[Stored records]
┏━━
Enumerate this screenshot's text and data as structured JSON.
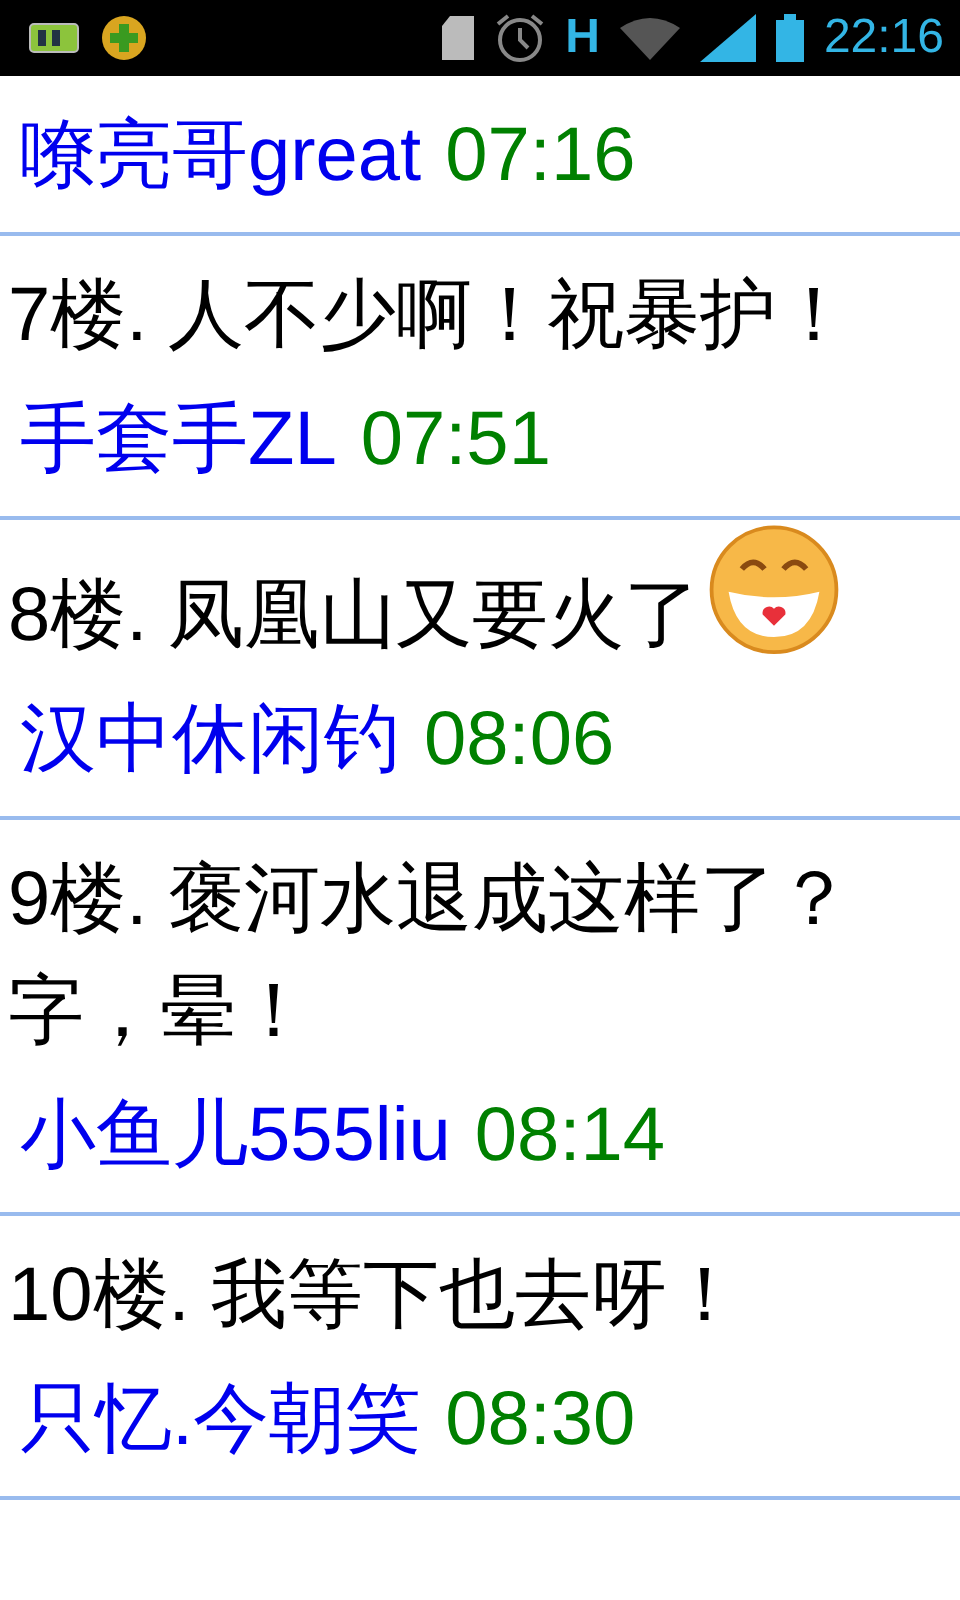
{
  "status_bar": {
    "network": "H",
    "time": "22:16"
  },
  "posts": [
    {
      "author": "嘹亮哥great",
      "time": "07:16"
    },
    {
      "text": "7楼. 人不少啊！祝暴护！",
      "author": "手套手ZL",
      "time": "07:51"
    },
    {
      "text": "8楼. 凤凰山又要火了",
      "emoji": true,
      "author": "汉中休闲钓",
      "time": "08:06"
    },
    {
      "text": "9楼. 褒河水退成这样了？字，晕！",
      "author": "小鱼儿555liu",
      "time": "08:14"
    },
    {
      "text": "10楼. 我等下也去呀！",
      "author": "只忆.今朝笑",
      "time": "08:30"
    }
  ]
}
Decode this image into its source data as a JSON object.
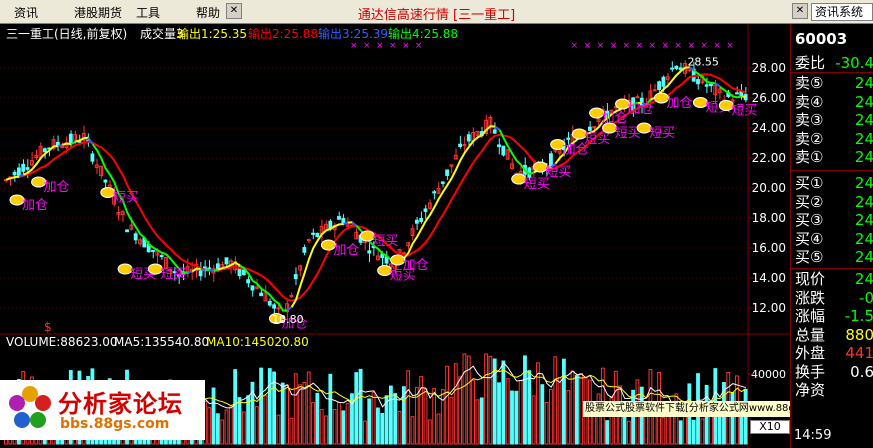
{
  "menu": {
    "items": [
      "资讯",
      "港股期货",
      "工具",
      "帮助"
    ],
    "title": "通达信高速行情 [三一重工]",
    "search_text": "资讯系统"
  },
  "chart_header": {
    "stock_label": "三一重工(日线,前复权)",
    "indicator_label": "成交量3",
    "output1": "输出1:25.35",
    "output2": "输出2:25.88",
    "output3": "输出3:25.39",
    "output4": "输出4:25.88"
  },
  "volume_header": {
    "volume": "VOLUME:88623.00",
    "ma5": "MA5:135540.80",
    "ma10": "MA10:145020.80"
  },
  "colors": {
    "up": "#ff3232",
    "down": "#54ffff",
    "line_yellow": "#ffff00",
    "line_red": "#ff0000",
    "line_green": "#00ff00",
    "line_blue": "#3060ff",
    "signal_text": "#ff00ff",
    "axis": "#800000"
  },
  "chart_data": {
    "type": "candlestick",
    "yaxis_ticks": [
      28.0,
      26.0,
      24.0,
      22.0,
      20.0,
      18.0,
      16.0,
      14.0,
      12.0
    ],
    "ylim": [
      10.6,
      29.6
    ],
    "volume_ticks": [
      "40000",
      "X10"
    ],
    "high_label": "28.55",
    "low_label": "10.80",
    "signals": [
      {
        "text": "加仓",
        "day": 3,
        "price": 19.2
      },
      {
        "text": "加仓",
        "day": 8,
        "price": 20.4
      },
      {
        "text": "短买",
        "day": 24,
        "price": 19.7
      },
      {
        "text": "短买",
        "day": 28,
        "price": 14.6
      },
      {
        "text": "短买",
        "day": 35,
        "price": 14.6
      },
      {
        "text": "加仓",
        "day": 63,
        "price": 11.3
      },
      {
        "text": "加仓",
        "day": 75,
        "price": 16.2
      },
      {
        "text": "短买",
        "day": 84,
        "price": 16.8
      },
      {
        "text": "短买",
        "day": 88,
        "price": 14.5
      },
      {
        "text": "加仓",
        "day": 91,
        "price": 15.2
      },
      {
        "text": "短买",
        "day": 119,
        "price": 20.6
      },
      {
        "text": "短买",
        "day": 124,
        "price": 21.4
      },
      {
        "text": "加仓",
        "day": 128,
        "price": 22.9
      },
      {
        "text": "短买",
        "day": 133,
        "price": 23.6
      },
      {
        "text": "加仓",
        "day": 137,
        "price": 25.0
      },
      {
        "text": "短买",
        "day": 140,
        "price": 24.0
      },
      {
        "text": "加仓",
        "day": 143,
        "price": 25.6
      },
      {
        "text": "短买",
        "day": 148,
        "price": 24.0
      },
      {
        "text": "加仓",
        "day": 152,
        "price": 26.0
      },
      {
        "text": "短买",
        "day": 161,
        "price": 25.7
      },
      {
        "text": "短买",
        "day": 167,
        "price": 25.5
      }
    ]
  },
  "panel": {
    "code": "60003",
    "ratio": {
      "label": "委比",
      "value": "-30.4"
    },
    "asks": [
      {
        "label": "卖⑤",
        "value": "24"
      },
      {
        "label": "卖④",
        "value": "24"
      },
      {
        "label": "卖③",
        "value": "24"
      },
      {
        "label": "卖②",
        "value": "24"
      },
      {
        "label": "卖①",
        "value": "24"
      }
    ],
    "bids": [
      {
        "label": "买①",
        "value": "24"
      },
      {
        "label": "买②",
        "value": "24"
      },
      {
        "label": "买③",
        "value": "24"
      },
      {
        "label": "买④",
        "value": "24"
      },
      {
        "label": "买⑤",
        "value": "24"
      }
    ],
    "stats": [
      {
        "label": "现价",
        "value": "24"
      },
      {
        "label": "涨跌",
        "value": "-0"
      },
      {
        "label": "涨幅",
        "value": "-1.5"
      },
      {
        "label": "总量",
        "value": "880"
      },
      {
        "label": "外盘",
        "value": "441"
      },
      {
        "label": "换手",
        "value": "0.6"
      },
      {
        "label": "净资",
        "value": ""
      }
    ]
  },
  "logo": {
    "name": "分析家论坛",
    "url": "bbs.88gs.com"
  },
  "ad_text": "股票公式股票软件下载[分析家公式网www.88gs.com]",
  "time": "14:59",
  "dollar_marker": "$"
}
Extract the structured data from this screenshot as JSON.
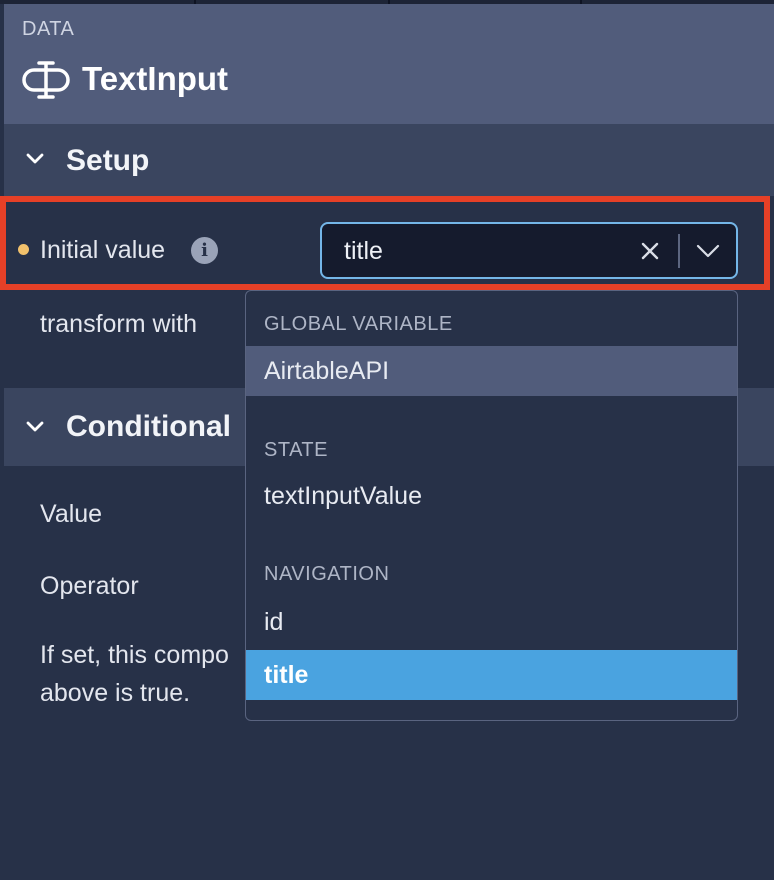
{
  "header": {
    "category": "DATA",
    "component_name": "TextInput",
    "icon": "text-input-icon"
  },
  "setup": {
    "title": "Setup",
    "initial_value": {
      "label": "Initial value",
      "value": "title",
      "required_indicator_color": "#f2c16c",
      "info_icon": "info-icon"
    },
    "transform_label": "transform with"
  },
  "conditional": {
    "title": "Conditional",
    "value_label": "Value",
    "operator_label": "Operator",
    "description_line1": "If set, this compo",
    "description_line2": "above is true."
  },
  "dropdown": {
    "groups": [
      {
        "label": "GLOBAL VARIABLE",
        "options": [
          "AirtableAPI"
        ]
      },
      {
        "label": "STATE",
        "options": [
          "textInputValue"
        ]
      },
      {
        "label": "NAVIGATION",
        "options": [
          "id",
          "title"
        ]
      }
    ],
    "hovered_option": "AirtableAPI",
    "selected_option": "title"
  },
  "colors": {
    "highlight_border": "#e64027",
    "focus_border": "#74b6e8",
    "selected_option_bg": "#4aa3e0"
  }
}
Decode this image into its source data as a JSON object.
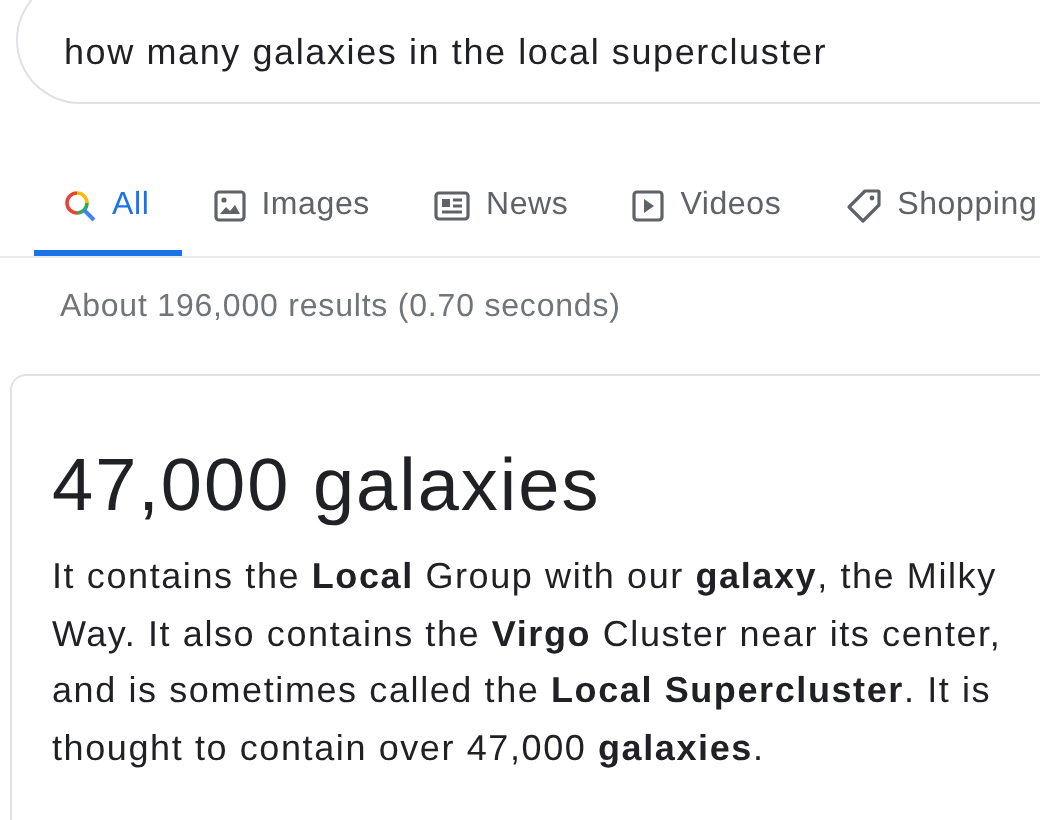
{
  "search": {
    "value": "how many galaxies in the local supercluster"
  },
  "tabs": [
    {
      "label": "All",
      "kind": "search",
      "selected": true
    },
    {
      "label": "Images",
      "kind": "image",
      "selected": false
    },
    {
      "label": "News",
      "kind": "news",
      "selected": false
    },
    {
      "label": "Videos",
      "kind": "video",
      "selected": false
    },
    {
      "label": "Shopping",
      "kind": "tag",
      "selected": false
    }
  ],
  "result_stats": "About 196,000 results (0.70 seconds)",
  "answer": {
    "heading": "47,000 galaxies",
    "text": "It contains the **Local** Group with our **galaxy**, the Milky Way. It also contains the **Virgo** Cluster near its center, and is sometimes called the **Local Supercluster**. It is thought to contain over 47,000 **galaxies**."
  }
}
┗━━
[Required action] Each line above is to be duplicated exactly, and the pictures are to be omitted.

[The completed task]
Enumerate this screenshot's text and data as structured JSON.
{
  "status_bar": {
    "network": "H",
    "time": "22:16"
  },
  "posts": [
    {
      "author": "嘹亮哥great",
      "time": "07:16"
    },
    {
      "text": "7楼. 人不少啊！祝暴护！",
      "author": "手套手ZL",
      "time": "07:51"
    },
    {
      "text": "8楼. 凤凰山又要火了",
      "emoji": true,
      "author": "汉中休闲钓",
      "time": "08:06"
    },
    {
      "text": "9楼. 褒河水退成这样了？字，晕！",
      "author": "小鱼儿555liu",
      "time": "08:14"
    },
    {
      "text": "10楼. 我等下也去呀！",
      "author": "只忆.今朝笑",
      "time": "08:30"
    }
  ]
}
Decode this image into its source data as a JSON object.
{
  "menu": {
    "items": [
      "资讯",
      "港股期货",
      "工具",
      "帮助"
    ],
    "title": "通达信高速行情 [三一重工]",
    "search_text": "资讯系统"
  },
  "chart_header": {
    "stock_label": "三一重工(日线,前复权)",
    "indicator_label": "成交量3",
    "output1": "输出1:25.35",
    "output2": "输出2:25.88",
    "output3": "输出3:25.39",
    "output4": "输出4:25.88"
  },
  "volume_header": {
    "volume": "VOLUME:88623.00",
    "ma5": "MA5:135540.80",
    "ma10": "MA10:145020.80"
  },
  "colors": {
    "up": "#ff3232",
    "down": "#54ffff",
    "line_yellow": "#ffff00",
    "line_red": "#ff0000",
    "line_green": "#00ff00",
    "line_blue": "#3060ff",
    "signal_text": "#ff00ff",
    "axis": "#800000"
  },
  "chart_data": {
    "type": "candlestick",
    "yaxis_ticks": [
      28.0,
      26.0,
      24.0,
      22.0,
      20.0,
      18.0,
      16.0,
      14.0,
      12.0
    ],
    "ylim": [
      10.6,
      29.6
    ],
    "volume_ticks": [
      "40000",
      "X10"
    ],
    "high_label": "28.55",
    "low_label": "10.80",
    "signals": [
      {
        "text": "加仓",
        "day": 3,
        "price": 19.2
      },
      {
        "text": "加仓",
        "day": 8,
        "price": 20.4
      },
      {
        "text": "短买",
        "day": 24,
        "price": 19.7
      },
      {
        "text": "短买",
        "day": 28,
        "price": 14.6
      },
      {
        "text": "短买",
        "day": 35,
        "price": 14.6
      },
      {
        "text": "加仓",
        "day": 63,
        "price": 11.3
      },
      {
        "text": "加仓",
        "day": 75,
        "price": 16.2
      },
      {
        "text": "短买",
        "day": 84,
        "price": 16.8
      },
      {
        "text": "短买",
        "day": 88,
        "price": 14.5
      },
      {
        "text": "加仓",
        "day": 91,
        "price": 15.2
      },
      {
        "text": "短买",
        "day": 119,
        "price": 20.6
      },
      {
        "text": "短买",
        "day": 124,
        "price": 21.4
      },
      {
        "text": "加仓",
        "day": 128,
        "price": 22.9
      },
      {
        "text": "短买",
        "day": 133,
        "price": 23.6
      },
      {
        "text": "加仓",
        "day": 137,
        "price": 25.0
      },
      {
        "text": "短买",
        "day": 140,
        "price": 24.0
      },
      {
        "text": "加仓",
        "day": 143,
        "price": 25.6
      },
      {
        "text": "短买",
        "day": 148,
        "price": 24.0
      },
      {
        "text": "加仓",
        "day": 152,
        "price": 26.0
      },
      {
        "text": "短买",
        "day": 161,
        "price": 25.7
      },
      {
        "text": "短买",
        "day": 167,
        "price": 25.5
      }
    ]
  },
  "panel": {
    "code": "60003",
    "ratio": {
      "label": "委比",
      "value": "-30.4"
    },
    "asks": [
      {
        "label": "卖⑤",
        "value": "24"
      },
      {
        "label": "卖④",
        "value": "24"
      },
      {
        "label": "卖③",
        "value": "24"
      },
      {
        "label": "卖②",
        "value": "24"
      },
      {
        "label": "卖①",
        "value": "24"
      }
    ],
    "bids": [
      {
        "label": "买①",
        "value": "24"
      },
      {
        "label": "买②",
        "value": "24"
      },
      {
        "label": "买③",
        "value": "24"
      },
      {
        "label": "买④",
        "value": "24"
      },
      {
        "label": "买⑤",
        "value": "24"
      }
    ],
    "stats": [
      {
        "label": "现价",
        "value": "24"
      },
      {
        "label": "涨跌",
        "value": "-0"
      },
      {
        "label": "涨幅",
        "value": "-1.5"
      },
      {
        "label": "总量",
        "value": "880"
      },
      {
        "label": "外盘",
        "value": "441"
      },
      {
        "label": "换手",
        "value": "0.6"
      },
      {
        "label": "净资",
        "value": ""
      }
    ]
  },
  "logo": {
    "name": "分析家论坛",
    "url": "bbs.88gs.com"
  },
  "ad_text": "股票公式股票软件下载[分析家公式网www.88gs.com]",
  "time": "14:59",
  "dollar_marker": "$"
}
Extract the structured data from this screenshot as JSON.
{
  "header": {
    "category": "DATA",
    "component_name": "TextInput",
    "icon": "text-input-icon"
  },
  "setup": {
    "title": "Setup",
    "initial_value": {
      "label": "Initial value",
      "value": "title",
      "required_indicator_color": "#f2c16c",
      "info_icon": "info-icon"
    },
    "transform_label": "transform with"
  },
  "conditional": {
    "title": "Conditional",
    "value_label": "Value",
    "operator_label": "Operator",
    "description_line1": "If set, this compo",
    "description_line2": "above is true."
  },
  "dropdown": {
    "groups": [
      {
        "label": "GLOBAL VARIABLE",
        "options": [
          "AirtableAPI"
        ]
      },
      {
        "label": "STATE",
        "options": [
          "textInputValue"
        ]
      },
      {
        "label": "NAVIGATION",
        "options": [
          "id",
          "title"
        ]
      }
    ],
    "hovered_option": "AirtableAPI",
    "selected_option": "title"
  },
  "colors": {
    "highlight_border": "#e64027",
    "focus_border": "#74b6e8",
    "selected_option_bg": "#4aa3e0"
  }
}
Decode this image into its source data as a JSON object.
{
  "search": {
    "value": "how many galaxies in the local supercluster"
  },
  "tabs": [
    {
      "label": "All",
      "kind": "search",
      "selected": true
    },
    {
      "label": "Images",
      "kind": "image",
      "selected": false
    },
    {
      "label": "News",
      "kind": "news",
      "selected": false
    },
    {
      "label": "Videos",
      "kind": "video",
      "selected": false
    },
    {
      "label": "Shopping",
      "kind": "tag",
      "selected": false
    }
  ],
  "result_stats": "About 196,000 results (0.70 seconds)",
  "answer": {
    "heading": "47,000 galaxies",
    "text": "It contains the **Local** Group with our **galaxy**, the Milky Way. It also contains the **Virgo** Cluster near its center, and is sometimes called the **Local Supercluster**. It is thought to contain over 47,000 **galaxies**."
  }
}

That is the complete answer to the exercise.